"Right now where I'm standing, I'm saying we can't close," said Bub's Bar & Grill owner Todd Brown. "If we close now, we're not going to reopen. We've had this place for 22 years, and if we close now, I don't see us opening back up. We have no PPP money. We don't have any of that stuff. It's all exhausted. I mean, the walk ins get filled up, the beer and the liquor go on the shelves and then two weeks later you're going to shut us down again? That doesn't make any sense."

So what does one do when faced with the prospect of losing a business they worked tirelessly to build? How can we expect business owners to continue to bleed money and ultimately lose everything if they comply with ever-changing health orders that many deem hypocritically applied? The issue has moved beyond public health and is not part of a partisan divide. At this point, this is about survival for many businesses beyond solely the hospitality sphere. It is a convenient position to take that these select businesses should comply for the sake of alleged public health when them doing so would ensure their demise. California is currently the only state in the country where restaurants in less than 50% of the state are forbidden to host diners indoors.

"We are not looking to defy anything, and I would hate to be in the leaderships' roles, but you know, there has been a lack of consistency, and we need to have local control - the county, at best." said Thruster's Lounge owner Nick Zanoni. "The state can't be making decisions for us. But, the answer is, we can't follow an order that is an impossibility for our business to survive... We could be as clean as an operating room. It doesn't matter if greater society is still open and moving about. Places don't spread it. It's people gathering, and so it's really inconsistent and the burden is just landing on us unfortunately. Hospitality is uniquely put in that position."

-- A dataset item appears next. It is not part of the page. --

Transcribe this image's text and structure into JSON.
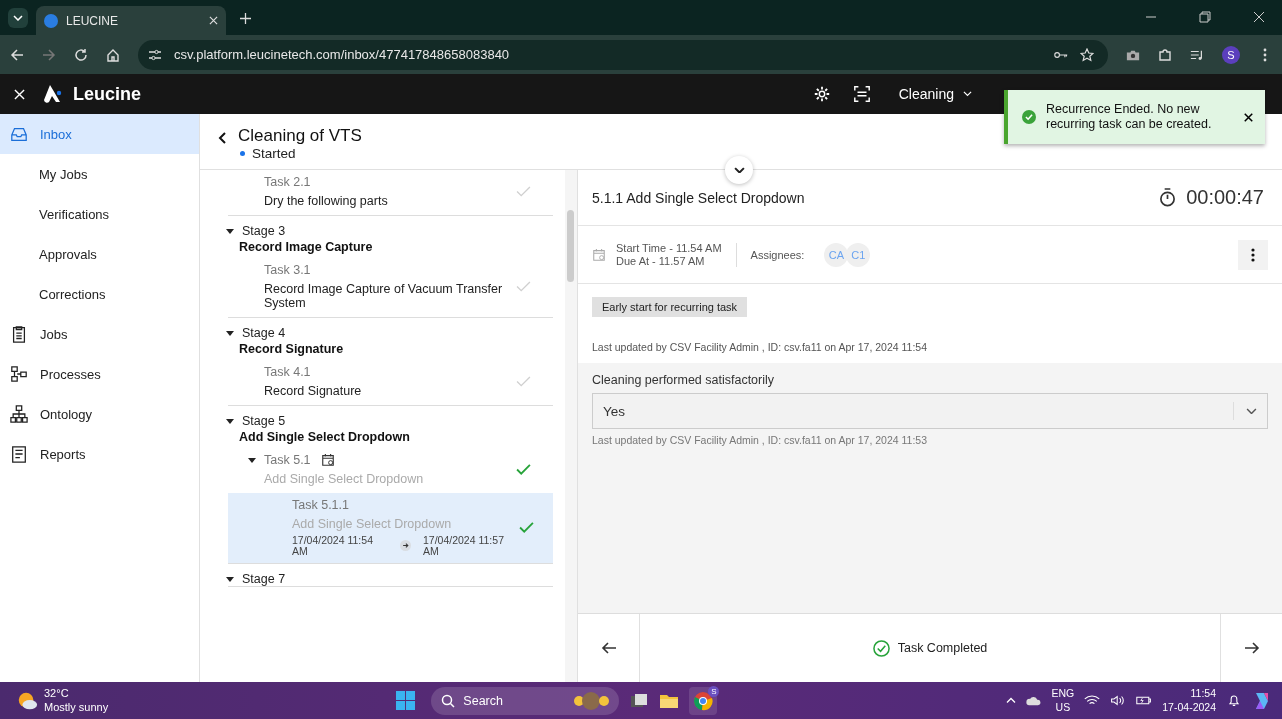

San Diego restaurants were first forced to shut down all onsite operations other than take-out and delivery on March 17. San Diego restaurants were finally permitted to open with restrictions on May 20, but due to rising COVID-19 numbers were ordered to shut down indoor operations on July 13. On August 18, San Diego County was removed from the state monitoring list, but a new 4-tier structure of restrictions was introduced on August 28, allowing for the reopening of indoor operations among several business sectors, including restaurants, starting on Monday, August 31. Predictions are Governor Newsom will announce San Diego County's move to the highest and most severely restricted tier next week due to rising coronavirus metrics. This change will result in many non-essential indoor business operations being forced to close for at least 2 weeks until data is reviewed once again at the state level.

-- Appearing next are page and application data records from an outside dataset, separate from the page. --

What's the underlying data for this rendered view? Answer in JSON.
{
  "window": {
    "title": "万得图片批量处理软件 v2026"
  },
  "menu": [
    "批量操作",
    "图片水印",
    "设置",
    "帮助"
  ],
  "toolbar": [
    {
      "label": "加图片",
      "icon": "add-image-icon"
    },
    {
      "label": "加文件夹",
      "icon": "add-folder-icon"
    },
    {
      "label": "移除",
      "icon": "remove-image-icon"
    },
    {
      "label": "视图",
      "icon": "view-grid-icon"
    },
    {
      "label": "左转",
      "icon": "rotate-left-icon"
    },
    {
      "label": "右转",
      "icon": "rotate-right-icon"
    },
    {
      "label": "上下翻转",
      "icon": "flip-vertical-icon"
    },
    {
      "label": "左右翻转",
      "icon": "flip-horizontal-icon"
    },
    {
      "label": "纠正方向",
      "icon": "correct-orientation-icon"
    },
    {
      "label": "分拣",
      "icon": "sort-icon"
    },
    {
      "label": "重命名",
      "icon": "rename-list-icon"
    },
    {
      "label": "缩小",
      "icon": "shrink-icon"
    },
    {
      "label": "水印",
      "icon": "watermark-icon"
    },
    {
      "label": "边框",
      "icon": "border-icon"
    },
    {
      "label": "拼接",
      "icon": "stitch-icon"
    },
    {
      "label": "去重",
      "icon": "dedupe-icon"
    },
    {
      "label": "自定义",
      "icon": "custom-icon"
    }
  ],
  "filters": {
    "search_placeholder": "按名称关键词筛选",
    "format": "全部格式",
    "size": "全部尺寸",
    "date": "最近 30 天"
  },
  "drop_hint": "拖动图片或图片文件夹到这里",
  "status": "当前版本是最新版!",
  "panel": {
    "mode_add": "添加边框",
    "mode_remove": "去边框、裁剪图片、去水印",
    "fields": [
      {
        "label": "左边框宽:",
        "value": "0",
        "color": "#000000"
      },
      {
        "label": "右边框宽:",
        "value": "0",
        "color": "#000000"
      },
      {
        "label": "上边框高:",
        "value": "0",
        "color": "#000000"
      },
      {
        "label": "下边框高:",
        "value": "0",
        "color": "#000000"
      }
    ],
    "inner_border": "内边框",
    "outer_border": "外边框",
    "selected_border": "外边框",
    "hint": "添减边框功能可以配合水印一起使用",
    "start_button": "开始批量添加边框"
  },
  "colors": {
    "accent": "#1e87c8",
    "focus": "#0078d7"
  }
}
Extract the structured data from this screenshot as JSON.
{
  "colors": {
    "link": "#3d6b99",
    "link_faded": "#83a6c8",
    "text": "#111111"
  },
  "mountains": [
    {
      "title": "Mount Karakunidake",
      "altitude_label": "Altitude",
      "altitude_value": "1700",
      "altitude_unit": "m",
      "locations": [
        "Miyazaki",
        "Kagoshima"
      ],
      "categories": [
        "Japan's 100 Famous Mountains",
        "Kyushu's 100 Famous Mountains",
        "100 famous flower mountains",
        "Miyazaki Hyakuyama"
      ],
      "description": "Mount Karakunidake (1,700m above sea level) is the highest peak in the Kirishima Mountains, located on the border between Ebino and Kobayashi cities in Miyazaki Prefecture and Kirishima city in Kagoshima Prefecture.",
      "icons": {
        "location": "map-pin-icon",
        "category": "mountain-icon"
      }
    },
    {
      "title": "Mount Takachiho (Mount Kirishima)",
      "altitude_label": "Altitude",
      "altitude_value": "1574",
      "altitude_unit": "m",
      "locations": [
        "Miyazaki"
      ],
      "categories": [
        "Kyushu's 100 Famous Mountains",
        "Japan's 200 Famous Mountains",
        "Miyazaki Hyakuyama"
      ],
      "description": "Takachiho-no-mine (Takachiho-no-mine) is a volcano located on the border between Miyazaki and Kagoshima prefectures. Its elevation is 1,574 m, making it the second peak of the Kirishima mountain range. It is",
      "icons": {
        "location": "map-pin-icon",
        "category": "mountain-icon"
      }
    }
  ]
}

One of several large gatherings along San Diego's Sail Bay on Saturday, September 5
A great deal of attention surrounding rising local COVID-19 cases has been directed at San Diego State University, which topped more than 700 positives since in-person classes resumed in late August. San Diego County Board of Supervisors pressed Governor Gavin Newsom to exclude the university's cases from the county's overall count in an effort to avoid movement into the most restrictive tier but was told by the governor this week that was not an option. This past Thursday, the Board of Supervisors met in a closed session to discuss the possibility of legal action against the state in order to protect the county from being moved to the purple/widespread tier, but no decisions were made. Another closed session of the Board of Supervisors will meet on September 21 & 22 to further discuss the possibility of litigation. Small business owners have also planned to gather in front of the San Diego County Administration Center at 4pm on September 21 for the We Mean Business rally in protest of rolling back restrictions.

Many are speculating county and independent city officials may refuse to enforce new restrictions if the governor imposes them next week. El Cajon Mayor Bill Wells already came forward to announce his position not to enforce laws or regulations over businesses who violate pandemic rules for opening.